Outside of Knoxville, I-40 begins to dip and rise, until the stretch of road is one long climb after the other. I cut into the right hand lane, tractor-trailer trucks and an annoyed BMW whipping by me. Gertrude sounds like she may be gasping her last breath, and I actually feel sorry for her. The most Granny ever asked of her was a Saturday trip to Winn-Dixie and the post office and church on Sundays. I guess that was why she’d lasted so long.
Granny bought Gertrude, brand-spanking new, right off the lot, in 1960. She named her after an aunt of hers who lived to be a hundred and five. Granny thought there was no reason to expect anything less from her car if she changed the oil regularly and parked her in the woodshed next to her house to keep the elements from taking their toll on the blue-green exterior. It turned out Granny was right. It wasn’t until she died last year and left Gertrude to me that the car started showing her age.
What with me driving all over the state of Virginia in the past year, one dive gig to another, weekend after weekend, I guess I’ve pretty much erased any benefits of Granny’s pampering.

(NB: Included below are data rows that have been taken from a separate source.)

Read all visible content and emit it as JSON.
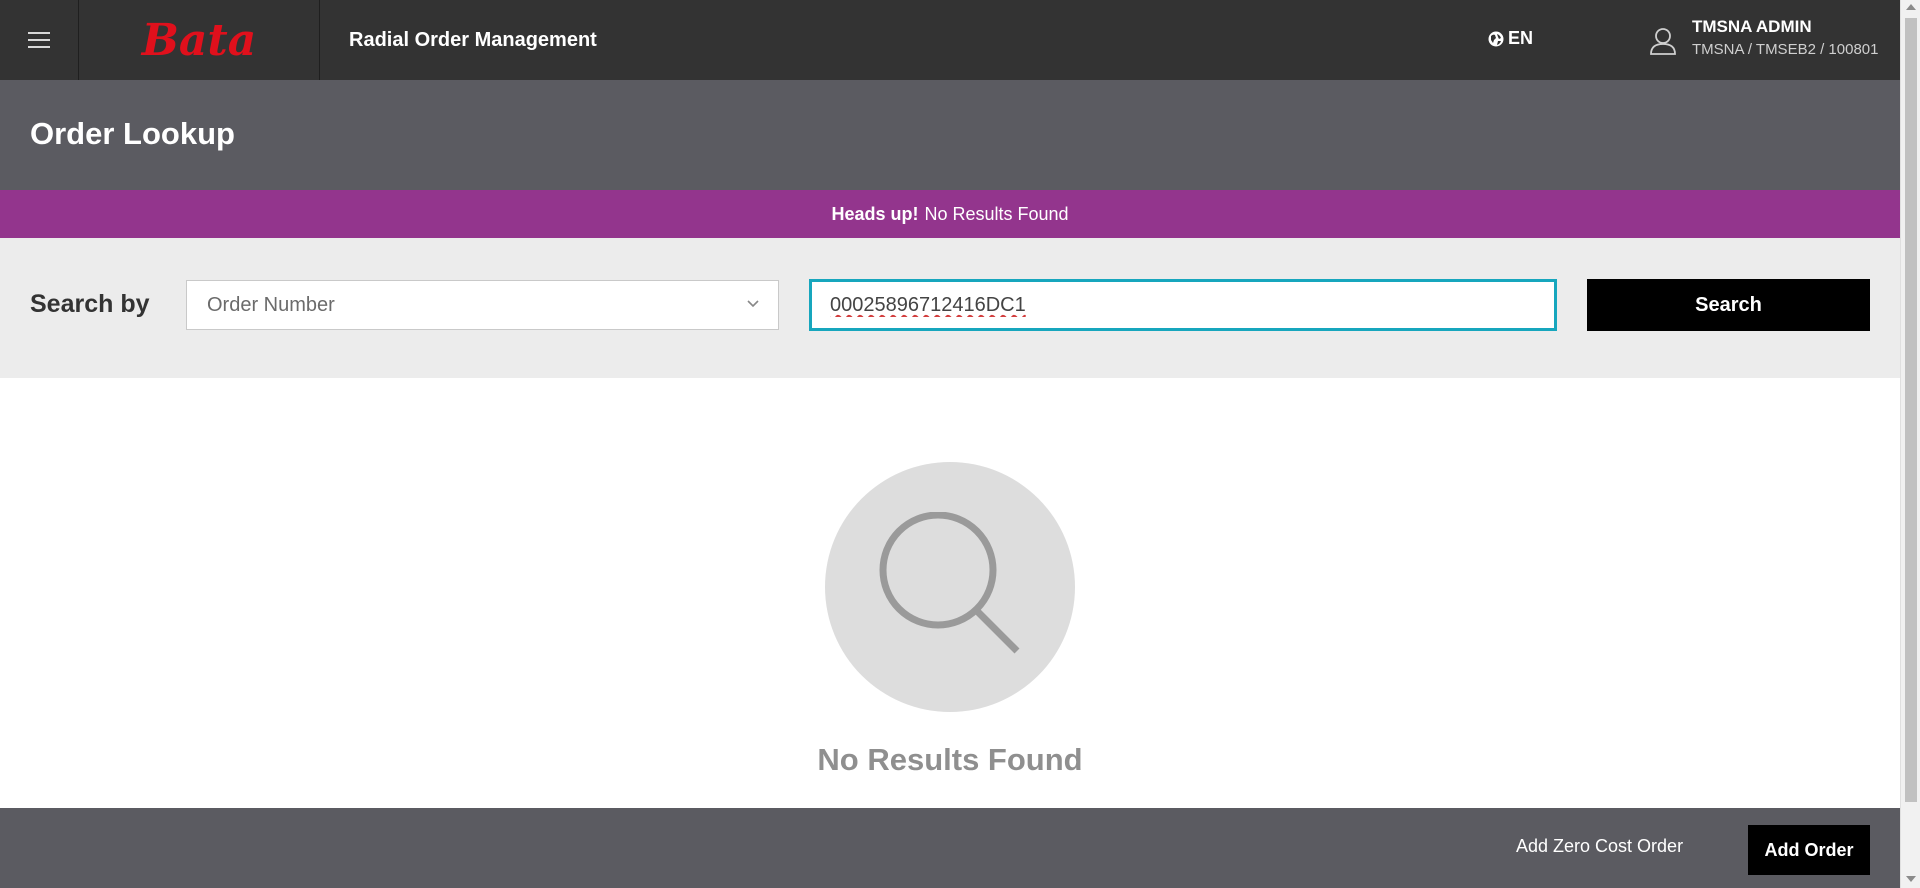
{
  "header": {
    "logo_text": "Bata",
    "app_title": "Radial Order Management",
    "language": "EN",
    "user_name": "TMSNA ADMIN",
    "user_org": "TMSNA / TMSEB2 / 100801"
  },
  "page": {
    "title": "Order Lookup"
  },
  "alert": {
    "strong": "Heads up!",
    "message": "No Results Found"
  },
  "search": {
    "label": "Search by",
    "select_value": "Order Number",
    "input_value": "00025896712416DC1",
    "button_label": "Search"
  },
  "empty_state": {
    "message": "No Results Found"
  },
  "footer": {
    "zero_cost_label": "Add Zero Cost Order",
    "add_order_label": "Add Order"
  },
  "colors": {
    "topbar": "#333333",
    "header": "#5b5b61",
    "alert": "#93358d",
    "input_border": "#17a6bd",
    "brand_red": "#e0101c"
  }
}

We top the steep grade at thirty-five. I let loose a sigh of relief along with a heartfelt prayer of thanks. The speedometer hits fifty-five, then sixty and seventy as we cruise down the long stretch of respite, and I see the highway open out nearly flat for as far ahead as I can see. Hank Junior is awake now, sitting up with his nose stuck out the lowered window on his side. He’s pulling in the smells, dissecting them one by one, his eyes narrowed against the wind, his long black ears flapping behind him.
We’re almost to Cookeville, and I’m feeling optimistic now about the last eighty miles or so into Nashville. I stick my arm out the window and let it fly with the same abandon as Hank Junior’s ears, humming a melody I’ve been working on the past couple days.

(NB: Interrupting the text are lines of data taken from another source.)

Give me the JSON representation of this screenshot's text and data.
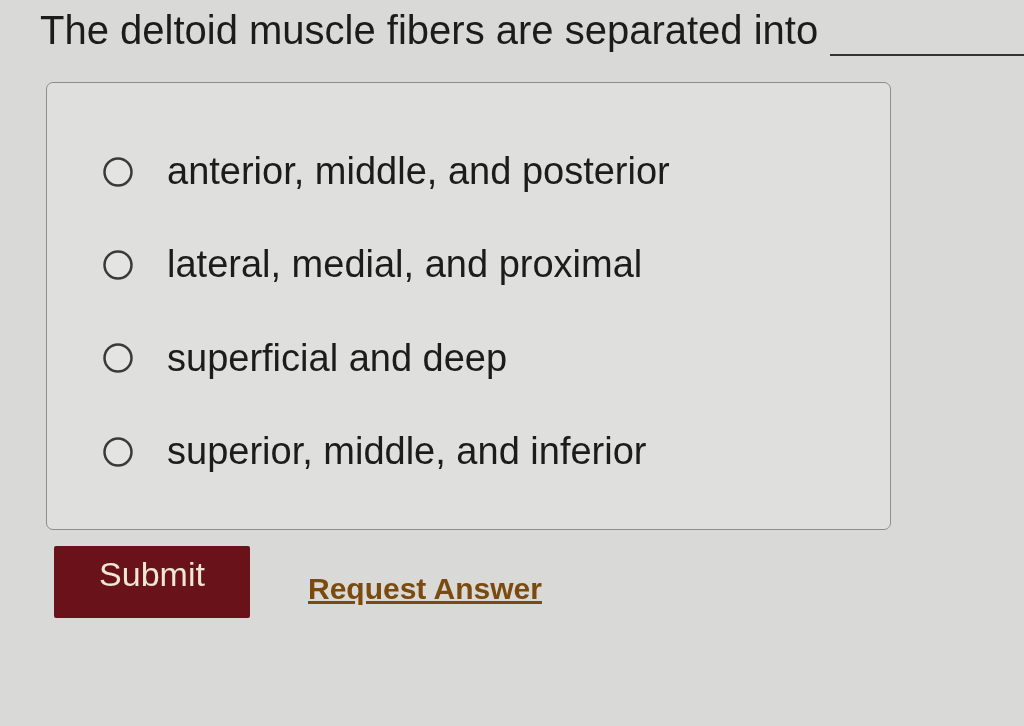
{
  "question": {
    "text": "The deltoid muscle fibers are separated into"
  },
  "options": [
    {
      "label": "anterior, middle, and posterior",
      "selected": false
    },
    {
      "label": "lateral, medial, and proximal",
      "selected": false
    },
    {
      "label": "superficial and deep",
      "selected": false
    },
    {
      "label": "superior, middle, and inferior",
      "selected": false
    }
  ],
  "submit_button": {
    "label": "Submit"
  },
  "request_answer_link": {
    "label": "Request Answer"
  }
}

A sudden roar in the front of the car is followed by an awful grinding sound. Gertrude jerks once, and then goes completely limp and silent. Hank Junior pulls his head in and looks at me with nearly comical canine alarm.